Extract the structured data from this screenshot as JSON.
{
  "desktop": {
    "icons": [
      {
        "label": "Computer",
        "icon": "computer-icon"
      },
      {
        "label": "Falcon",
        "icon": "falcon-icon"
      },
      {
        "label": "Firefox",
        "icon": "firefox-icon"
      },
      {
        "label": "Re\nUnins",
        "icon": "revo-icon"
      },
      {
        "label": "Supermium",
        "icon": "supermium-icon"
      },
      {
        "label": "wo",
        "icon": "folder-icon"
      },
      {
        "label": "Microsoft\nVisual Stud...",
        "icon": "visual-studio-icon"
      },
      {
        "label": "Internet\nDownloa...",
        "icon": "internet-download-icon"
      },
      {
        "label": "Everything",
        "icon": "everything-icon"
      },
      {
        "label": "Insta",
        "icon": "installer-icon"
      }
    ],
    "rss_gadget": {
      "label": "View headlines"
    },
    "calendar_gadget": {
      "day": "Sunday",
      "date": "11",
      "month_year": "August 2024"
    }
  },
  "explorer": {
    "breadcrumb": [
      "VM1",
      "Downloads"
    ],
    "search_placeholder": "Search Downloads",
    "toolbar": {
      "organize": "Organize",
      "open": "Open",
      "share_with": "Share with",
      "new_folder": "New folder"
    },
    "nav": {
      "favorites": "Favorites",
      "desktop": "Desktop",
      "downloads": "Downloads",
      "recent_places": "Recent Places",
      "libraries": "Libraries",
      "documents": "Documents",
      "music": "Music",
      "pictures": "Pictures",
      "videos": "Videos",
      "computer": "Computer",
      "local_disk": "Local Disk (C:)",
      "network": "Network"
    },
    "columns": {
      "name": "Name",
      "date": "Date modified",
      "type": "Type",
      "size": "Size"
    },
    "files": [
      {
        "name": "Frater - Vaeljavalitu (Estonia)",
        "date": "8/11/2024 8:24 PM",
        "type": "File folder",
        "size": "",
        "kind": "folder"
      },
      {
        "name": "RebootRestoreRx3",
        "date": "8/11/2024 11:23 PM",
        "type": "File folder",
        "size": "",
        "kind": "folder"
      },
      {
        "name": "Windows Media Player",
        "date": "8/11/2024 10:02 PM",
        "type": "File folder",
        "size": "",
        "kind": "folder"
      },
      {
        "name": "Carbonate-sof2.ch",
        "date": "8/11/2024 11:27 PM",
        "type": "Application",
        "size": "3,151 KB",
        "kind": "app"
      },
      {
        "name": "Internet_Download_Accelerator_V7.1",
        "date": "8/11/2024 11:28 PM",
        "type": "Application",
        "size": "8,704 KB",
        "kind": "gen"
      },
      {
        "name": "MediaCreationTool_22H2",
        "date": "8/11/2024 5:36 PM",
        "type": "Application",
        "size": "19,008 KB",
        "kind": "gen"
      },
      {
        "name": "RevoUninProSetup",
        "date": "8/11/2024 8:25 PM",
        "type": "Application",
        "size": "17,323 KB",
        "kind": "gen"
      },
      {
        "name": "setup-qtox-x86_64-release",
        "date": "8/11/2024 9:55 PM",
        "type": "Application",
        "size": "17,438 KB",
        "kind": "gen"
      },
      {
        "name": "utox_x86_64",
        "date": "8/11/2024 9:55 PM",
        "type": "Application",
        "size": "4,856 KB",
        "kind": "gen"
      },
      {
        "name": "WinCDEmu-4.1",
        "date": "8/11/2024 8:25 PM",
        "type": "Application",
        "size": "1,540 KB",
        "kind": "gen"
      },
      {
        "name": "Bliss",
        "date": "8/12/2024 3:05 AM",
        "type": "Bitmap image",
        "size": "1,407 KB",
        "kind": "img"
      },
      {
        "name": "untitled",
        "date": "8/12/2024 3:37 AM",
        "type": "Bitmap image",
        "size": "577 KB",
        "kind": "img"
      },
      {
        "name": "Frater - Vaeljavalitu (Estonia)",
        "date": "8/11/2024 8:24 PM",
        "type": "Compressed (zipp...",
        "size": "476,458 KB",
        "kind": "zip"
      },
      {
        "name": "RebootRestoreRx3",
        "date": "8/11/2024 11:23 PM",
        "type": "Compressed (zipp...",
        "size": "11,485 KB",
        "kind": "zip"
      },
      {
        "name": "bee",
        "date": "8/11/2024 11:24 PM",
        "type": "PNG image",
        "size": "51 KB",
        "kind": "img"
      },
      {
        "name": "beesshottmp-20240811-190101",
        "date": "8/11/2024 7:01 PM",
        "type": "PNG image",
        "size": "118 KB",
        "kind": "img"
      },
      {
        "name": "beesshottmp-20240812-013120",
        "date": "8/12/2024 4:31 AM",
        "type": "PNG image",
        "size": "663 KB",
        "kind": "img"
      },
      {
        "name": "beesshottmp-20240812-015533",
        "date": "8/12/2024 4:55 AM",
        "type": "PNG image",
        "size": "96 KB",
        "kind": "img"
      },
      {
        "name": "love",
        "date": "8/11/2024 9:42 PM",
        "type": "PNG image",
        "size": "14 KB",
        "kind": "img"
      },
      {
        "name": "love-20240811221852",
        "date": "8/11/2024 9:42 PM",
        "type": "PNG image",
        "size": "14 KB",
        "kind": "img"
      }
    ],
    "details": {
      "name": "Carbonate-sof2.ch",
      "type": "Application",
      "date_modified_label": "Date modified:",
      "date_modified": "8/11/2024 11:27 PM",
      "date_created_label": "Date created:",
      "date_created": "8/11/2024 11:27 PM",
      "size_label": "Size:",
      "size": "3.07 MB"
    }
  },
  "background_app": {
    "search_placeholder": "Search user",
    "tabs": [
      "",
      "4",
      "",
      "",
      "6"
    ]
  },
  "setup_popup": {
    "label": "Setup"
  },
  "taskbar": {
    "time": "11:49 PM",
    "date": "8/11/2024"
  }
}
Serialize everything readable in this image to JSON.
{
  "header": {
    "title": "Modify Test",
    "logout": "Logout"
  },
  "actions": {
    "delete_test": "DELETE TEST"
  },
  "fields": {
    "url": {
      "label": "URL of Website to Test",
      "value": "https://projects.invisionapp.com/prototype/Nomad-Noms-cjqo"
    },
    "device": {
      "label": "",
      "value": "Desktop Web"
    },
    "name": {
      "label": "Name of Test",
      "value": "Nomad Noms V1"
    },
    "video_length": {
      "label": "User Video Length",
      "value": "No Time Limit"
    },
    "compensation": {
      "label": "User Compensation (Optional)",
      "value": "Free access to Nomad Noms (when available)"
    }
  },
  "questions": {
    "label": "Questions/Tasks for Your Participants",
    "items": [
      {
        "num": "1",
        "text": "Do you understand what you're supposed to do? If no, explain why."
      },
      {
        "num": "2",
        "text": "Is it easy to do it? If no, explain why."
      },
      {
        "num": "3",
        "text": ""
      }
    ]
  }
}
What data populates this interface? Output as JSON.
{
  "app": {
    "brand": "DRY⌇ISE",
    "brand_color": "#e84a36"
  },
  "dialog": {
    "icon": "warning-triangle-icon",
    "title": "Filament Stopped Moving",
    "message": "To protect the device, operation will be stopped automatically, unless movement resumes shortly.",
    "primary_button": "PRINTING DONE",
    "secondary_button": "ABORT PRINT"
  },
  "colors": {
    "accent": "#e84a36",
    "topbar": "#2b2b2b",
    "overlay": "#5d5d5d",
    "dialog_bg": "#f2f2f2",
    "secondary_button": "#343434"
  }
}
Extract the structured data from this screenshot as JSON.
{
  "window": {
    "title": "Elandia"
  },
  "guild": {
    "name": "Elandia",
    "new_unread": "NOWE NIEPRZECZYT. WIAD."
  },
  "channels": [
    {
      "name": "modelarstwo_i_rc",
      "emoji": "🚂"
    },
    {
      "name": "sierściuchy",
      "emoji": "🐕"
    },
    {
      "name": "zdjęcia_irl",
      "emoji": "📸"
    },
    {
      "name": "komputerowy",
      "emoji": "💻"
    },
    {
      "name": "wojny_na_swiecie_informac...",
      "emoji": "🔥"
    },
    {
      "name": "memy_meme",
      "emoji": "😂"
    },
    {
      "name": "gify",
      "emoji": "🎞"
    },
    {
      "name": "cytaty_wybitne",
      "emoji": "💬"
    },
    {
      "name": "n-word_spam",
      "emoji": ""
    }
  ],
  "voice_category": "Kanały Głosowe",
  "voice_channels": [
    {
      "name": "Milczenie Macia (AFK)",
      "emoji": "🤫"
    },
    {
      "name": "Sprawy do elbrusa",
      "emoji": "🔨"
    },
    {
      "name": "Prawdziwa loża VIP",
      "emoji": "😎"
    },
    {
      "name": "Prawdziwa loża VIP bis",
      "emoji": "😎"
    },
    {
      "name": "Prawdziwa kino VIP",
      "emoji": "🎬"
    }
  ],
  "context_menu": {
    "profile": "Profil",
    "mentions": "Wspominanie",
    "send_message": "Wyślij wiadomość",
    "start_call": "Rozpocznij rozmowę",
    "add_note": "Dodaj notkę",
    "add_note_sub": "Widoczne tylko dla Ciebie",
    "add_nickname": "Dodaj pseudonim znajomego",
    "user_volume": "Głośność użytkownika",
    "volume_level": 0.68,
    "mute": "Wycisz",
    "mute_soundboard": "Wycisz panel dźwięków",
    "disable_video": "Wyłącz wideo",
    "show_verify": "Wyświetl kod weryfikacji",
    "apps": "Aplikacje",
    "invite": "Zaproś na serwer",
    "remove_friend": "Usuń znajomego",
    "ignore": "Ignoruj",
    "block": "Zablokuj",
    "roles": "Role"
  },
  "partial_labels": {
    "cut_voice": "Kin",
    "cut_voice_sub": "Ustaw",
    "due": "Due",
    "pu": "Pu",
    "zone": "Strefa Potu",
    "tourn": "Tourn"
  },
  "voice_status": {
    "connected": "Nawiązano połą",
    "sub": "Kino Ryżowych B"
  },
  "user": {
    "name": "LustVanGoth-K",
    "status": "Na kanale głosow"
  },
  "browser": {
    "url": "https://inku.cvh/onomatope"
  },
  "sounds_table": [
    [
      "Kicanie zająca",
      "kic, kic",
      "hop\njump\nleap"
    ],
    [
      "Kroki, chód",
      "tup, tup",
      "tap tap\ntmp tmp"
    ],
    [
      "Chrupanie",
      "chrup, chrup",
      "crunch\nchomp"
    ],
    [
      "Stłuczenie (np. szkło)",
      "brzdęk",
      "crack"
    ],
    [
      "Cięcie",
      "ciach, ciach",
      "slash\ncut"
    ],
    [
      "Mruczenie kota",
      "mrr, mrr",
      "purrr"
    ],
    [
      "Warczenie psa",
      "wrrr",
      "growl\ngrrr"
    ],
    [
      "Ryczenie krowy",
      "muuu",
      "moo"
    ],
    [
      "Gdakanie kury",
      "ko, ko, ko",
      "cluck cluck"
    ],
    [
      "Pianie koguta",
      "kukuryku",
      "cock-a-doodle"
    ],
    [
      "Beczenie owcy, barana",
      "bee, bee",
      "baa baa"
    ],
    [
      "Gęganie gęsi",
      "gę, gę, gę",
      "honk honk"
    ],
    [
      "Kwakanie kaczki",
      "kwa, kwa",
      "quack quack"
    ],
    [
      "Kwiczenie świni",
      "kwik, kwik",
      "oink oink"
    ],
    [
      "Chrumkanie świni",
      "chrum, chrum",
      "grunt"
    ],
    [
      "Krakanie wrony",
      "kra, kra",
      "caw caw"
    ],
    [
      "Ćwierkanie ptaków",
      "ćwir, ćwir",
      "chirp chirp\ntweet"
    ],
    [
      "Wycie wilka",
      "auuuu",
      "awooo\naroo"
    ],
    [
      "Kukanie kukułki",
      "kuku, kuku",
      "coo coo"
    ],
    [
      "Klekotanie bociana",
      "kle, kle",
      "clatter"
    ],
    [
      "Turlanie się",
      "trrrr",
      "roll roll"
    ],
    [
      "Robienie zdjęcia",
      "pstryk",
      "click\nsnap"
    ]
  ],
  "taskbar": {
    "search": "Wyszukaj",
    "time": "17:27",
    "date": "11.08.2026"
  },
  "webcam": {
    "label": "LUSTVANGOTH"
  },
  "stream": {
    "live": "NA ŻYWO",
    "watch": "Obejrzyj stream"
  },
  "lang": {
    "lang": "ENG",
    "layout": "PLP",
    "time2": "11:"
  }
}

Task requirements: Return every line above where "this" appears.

Task output:
Extract the structured data from this screenshot as JSON.
Serialize everything readable in this image to JSON.
What data populates this interface? Output as JSON.
Extract the structured data from this screenshot as JSON.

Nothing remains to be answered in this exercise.